◆ About this task ◆
The records below are to be duplicated character for character.

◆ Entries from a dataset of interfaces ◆
=====
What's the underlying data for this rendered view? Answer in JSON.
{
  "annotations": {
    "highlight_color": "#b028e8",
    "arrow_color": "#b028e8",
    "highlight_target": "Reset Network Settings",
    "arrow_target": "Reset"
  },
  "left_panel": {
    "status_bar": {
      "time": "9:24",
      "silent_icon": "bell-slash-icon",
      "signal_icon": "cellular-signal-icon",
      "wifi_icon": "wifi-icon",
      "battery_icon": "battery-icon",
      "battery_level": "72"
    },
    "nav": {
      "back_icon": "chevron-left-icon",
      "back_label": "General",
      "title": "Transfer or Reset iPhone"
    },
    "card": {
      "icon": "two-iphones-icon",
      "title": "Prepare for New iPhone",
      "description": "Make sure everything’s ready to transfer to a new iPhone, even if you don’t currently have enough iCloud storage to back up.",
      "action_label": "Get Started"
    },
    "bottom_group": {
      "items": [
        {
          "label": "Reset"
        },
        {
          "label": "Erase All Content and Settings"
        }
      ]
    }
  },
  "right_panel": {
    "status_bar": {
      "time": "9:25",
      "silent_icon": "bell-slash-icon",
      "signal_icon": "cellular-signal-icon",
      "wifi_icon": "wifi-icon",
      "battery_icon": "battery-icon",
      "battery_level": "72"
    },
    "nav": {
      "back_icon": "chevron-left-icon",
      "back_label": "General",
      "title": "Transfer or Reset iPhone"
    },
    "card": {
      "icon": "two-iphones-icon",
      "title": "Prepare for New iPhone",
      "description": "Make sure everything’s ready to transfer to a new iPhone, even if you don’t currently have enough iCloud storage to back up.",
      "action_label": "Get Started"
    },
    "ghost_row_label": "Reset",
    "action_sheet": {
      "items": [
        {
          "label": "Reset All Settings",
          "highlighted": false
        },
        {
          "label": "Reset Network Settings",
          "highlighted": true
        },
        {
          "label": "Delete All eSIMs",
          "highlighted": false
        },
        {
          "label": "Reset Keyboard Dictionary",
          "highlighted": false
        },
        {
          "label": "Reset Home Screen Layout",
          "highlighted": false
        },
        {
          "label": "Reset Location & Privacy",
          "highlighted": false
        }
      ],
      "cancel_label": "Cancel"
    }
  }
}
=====
◆ Answer section ◆
What's the underlying data for this rendered view? Answer in JSON.
{
  "annotations": {
    "highlight_color": "#b028e8",
    "arrow_color": "#b028e8",
    "highlight_target": "Reset Network Settings",
    "arrow_target": "Reset"
  },
  "left_panel": {
    "status_bar": {
      "time": "9:24",
      "silent_icon": "bell-slash-icon",
      "signal_icon": "cellular-signal-icon",
      "wifi_icon": "wifi-icon",
      "battery_icon": "battery-icon",
      "battery_level": "72"
    },
    "nav": {
      "back_icon": "chevron-left-icon",
      "back_label": "General",
      "title": "Transfer or Reset iPhone"
    },
    "card": {
      "icon": "two-iphones-icon",
      "title": "Prepare for New iPhone",
      "description": "Make sure everything’s ready to transfer to a new iPhone, even if you don’t currently have enough iCloud storage to back up.",
      "action_label": "Get Started"
    },
    "bottom_group": {
      "items": [
        {
          "label": "Reset"
        },
        {
          "label": "Erase All Content and Settings"
        }
      ]
    }
  },
  "right_panel": {
    "status_bar": {
      "time": "9:25",
      "silent_icon": "bell-slash-icon",
      "signal_icon": "cellular-signal-icon",
      "wifi_icon": "wifi-icon",
      "battery_icon": "battery-icon",
      "battery_level": "72"
    },
    "nav": {
      "back_icon": "chevron-left-icon",
      "back_label": "General",
      "title": "Transfer or Reset iPhone"
    },
    "card": {
      "icon": "two-iphones-icon",
      "title": "Prepare for New iPhone",
      "description": "Make sure everything’s ready to transfer to a new iPhone, even if you don’t currently have enough iCloud storage to back up.",
      "action_label": "Get Started"
    },
    "ghost_row_label": "Reset",
    "action_sheet": {
      "items": [
        {
          "label": "Reset All Settings",
          "highlighted": false
        },
        {
          "label": "Reset Network Settings",
          "highlighted": true
        },
        {
          "label": "Delete All eSIMs",
          "highlighted": false
        },
        {
          "label": "Reset Keyboard Dictionary",
          "highlighted": false
        },
        {
          "label": "Reset Home Screen Layout",
          "highlighted": false
        },
        {
          "label": "Reset Location & Privacy",
          "highlighted": false
        }
      ],
      "cancel_label": "Cancel"
    }
  }
}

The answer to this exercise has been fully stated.